There’ll be another storytelling section where seniors get to tell the best stories they have. “As you can imagine, seniors have got a lot of stories to tell. And every kid will get to collaborate with a senior on creating a kite. At the end of the festival we’ll have a beautiful kite-flying ceremony.”
All the events and performances are free at the festival, which includes 27 different sessions and workshops by 65 artists. Numbers are limited at selected events, so it’s advised to register in advance for some sessions. Last year the festival attracted over 10,000 people and this year it is expected to grow to even greater numbers. The main events do not require bookings, including one from artist Rosie Deacon called Ab Fab Collab.
“[Rosie] doesn’t create art for kids, but her artwork is so engaging. The colour and vibrancy is what pulls kids in straight away. She’ll create an installation piece and then kids will get to create their own little Rosie-inspired art. She makes these beautiful lolly-looking koalas that you literally want to lick.”
All of the outdoors activities are easy to access, too. You won’t need a ticket for little fingers to get involved with Birds of a Feather Journey Together, a series of craft workshops on the theme of migratory birds, including bird clay making, bird origami and bird life drawing – with someone dressed up in “an elaborate bird outfit.”
There’s a pop-up play installation from Adelaide artist Sarah Boyd, called Honk! Pop-up Play. Boyd has partnered with Sydney Playground Project and Reverse Garbage to get kids to make a playground using junk. And there’s Russ the Story Bus from Sydney Writers Festival for Children.
“It fits in brilliantly with the ethos of the festival. As Liverpool is a lower socio-economic area, we’re able to allow kids to swap books and access books in a really fun environment. It's quite encouraging for literature and reading.”
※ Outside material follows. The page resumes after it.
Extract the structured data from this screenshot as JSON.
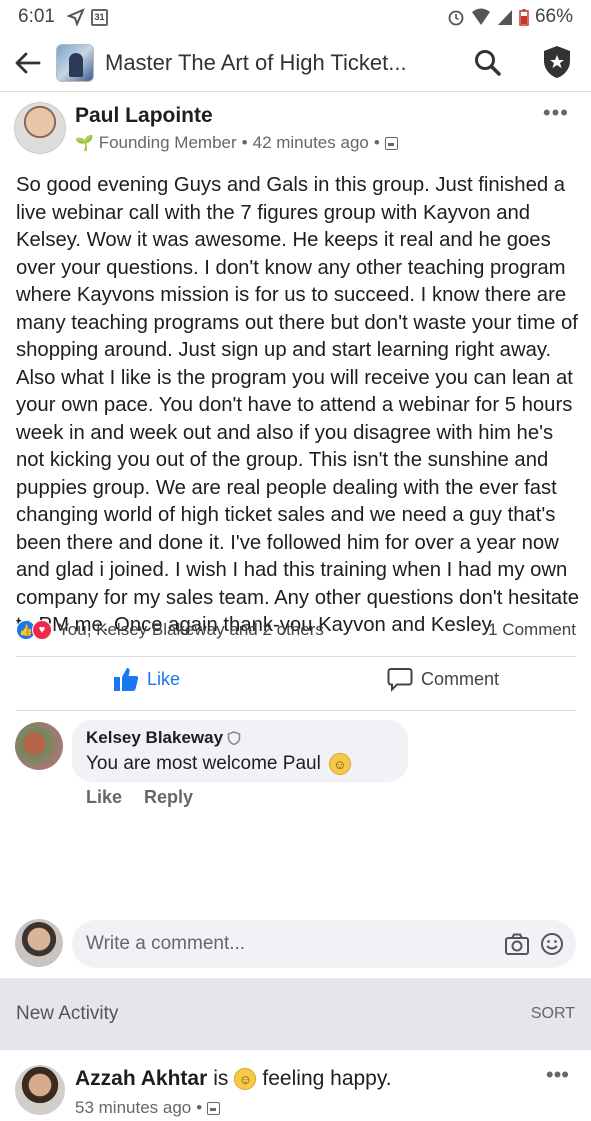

They’ll be putting the ‘art’ part into STEAM with science and technology installations, developed with Western Sydney University and the MARCS Institute for Brain, Behaviour & Development – and it involves robots and a simple shell game.
“Western Sydney University want to do a little bit of research on the level of trust people put into robots, and obviously that could mean many things for the future of medicine and ageing. They want to see where our levels are at this point and how we learn to trust robots. Sometimes, the robot might lie to you. So it’s about how we can gauge that level of trust when it comes to artificial intelligence.”
Over the course of the festival, Casula Powerhouse will be overrun with spaceships thanks to the Journey Maker Station. Kids create an object that will take them on a journey (truck, bus, car, rocket ship) and leave their artworks around the venue. Plus, children can engage in virtual reality with a tour created with the Darug tribe in Virtual Dreaming.
“It utilises the narration of Uncle Stephen Williams, who’s a local elder. Kids get to explore the place before white settlement using virtual reality, [witnessing the] everyday activities of the Aboriginal people who lived locally. So it’s pretty special. I’ve seen a lot of virtual reality, and this is really top notch. It feels really real.”